A few years ago, former Playboy model Anna Nicole Smith made headlines with her protracted legal battle over the estate of her billionaire husband. Disputes over wills and inheritance, however, are not limited to the rich and famous.

Several societal trends are increasing the chances that people may have – or believe that they have – a reasonable basis to challenge a will. This is partly because family members often live in different areas, causing the burden of caring for an elderly parent to fall on one person. This “caregiver” may have unique or exclusive access to financial records. At the same time, people are living longer and may experience dementia or other medical issues. High divorce rates lead to second or third families, where not everyone is friendly with each other. General economic conditions are challenging. Family disputes, rivalries and greed create additional conflicts that may motivate someone to challenge a will.
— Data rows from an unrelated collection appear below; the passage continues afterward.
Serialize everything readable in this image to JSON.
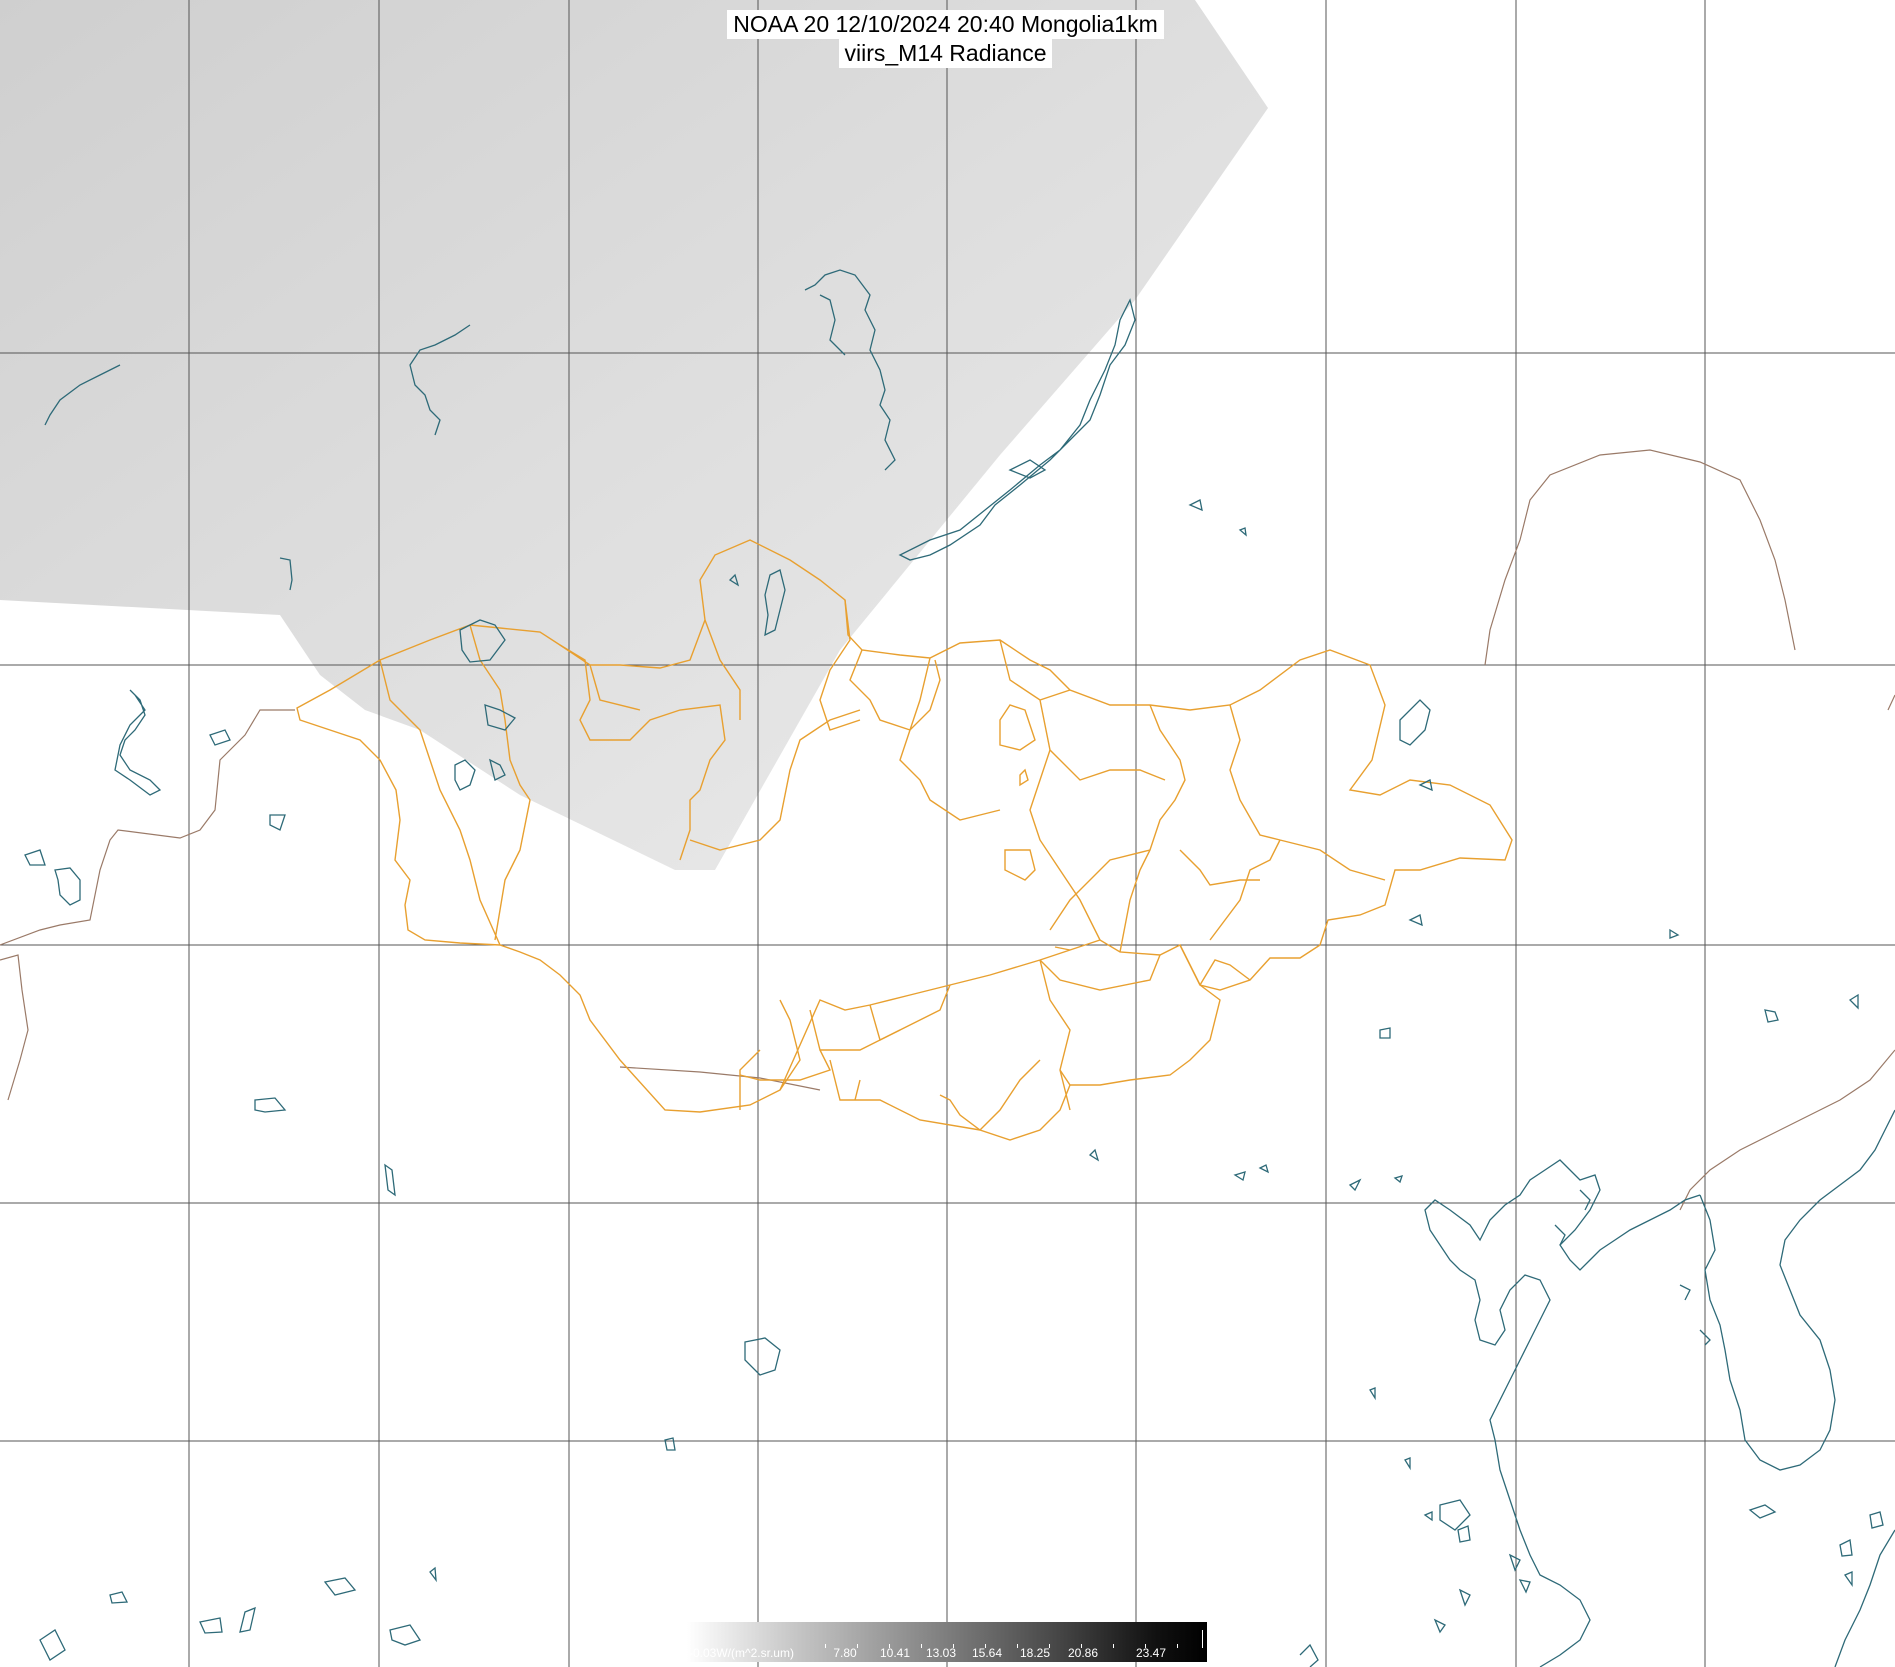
{
  "title": {
    "line1": "NOAA 20 12/10/2024 20:40 Mongolia1km",
    "line2": "viirs_M14 Radiance"
  },
  "colorbar": {
    "labels": [
      "-0.03W/(m^2.sr.um)",
      "7.80",
      "10.41",
      "13.03",
      "15.64",
      "18.25",
      "20.86",
      "23.47"
    ]
  },
  "colors": {
    "grid": "#555555",
    "province_borders": "#e8a030",
    "country_borders": "#9a7a68",
    "water": "#2e6a78",
    "satellite_swath": "#dcdcdc"
  }
}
So what happens if these or other factors exist and then a will – unexpectedly – excludes you? If you are related to the deceased or if the deceased promised to give you something in an earlier will, you may be able to challenge, or “caveat,” the will.

Someone who wants to invalidate a will may do so by proving one of the following: (1) fraud, (2) drafting error, (3) lack of mental capacity of the decedent or (4) undue influence over the decedent. Cases decided over technical, drafting errors are rare. Thus, will disputes usually hinge on whether the decedent knew what he or she was doing and whether he or she did so voluntarily. The primary proof problem is that the person who signed the will is not available to be a witness!

Challenging a will is difficult and costly and thus often it is preferable to resolve disputes without litigation. Even when you strongly suspect foul play, you must also consider whether it makes sense to proceed. Are there ways to resolve the dispute without a lawsuit? Will a legal challenge cost more money than you might receive? What effect will challenging this will have on other family or personal relationships? And, of course, do you have a strong case?

Here are some questions that may help you evaluate your case:

  • Was the decedent isolated from friends and family?
  • Was the decedent heavily dependent on someone for care or companionship?
  • Did someone have access to or control the deceased’s finances?
  • Was the decedent physically, mentally or emotionally vulnerable?
  • Is the will inconsistent with the decedent’s life or promises?

Anyone who wants to challenge a will after an estate is opened must take action quickly. Maryland, Virginia and the District of Columbia prohibit will challenges if the petitioner does not bring them within six months or a year of certain key events.

Mike Goecke is a litigation attorney at Lerch, Early & Brewer who represents people challenging (or defending) wills and trusts in probate court. If you suspect will tampering or if someone is accusing you of interfering with a will and you would like to discuss your options, contact Mike at (301) 657-0185 or [email protected].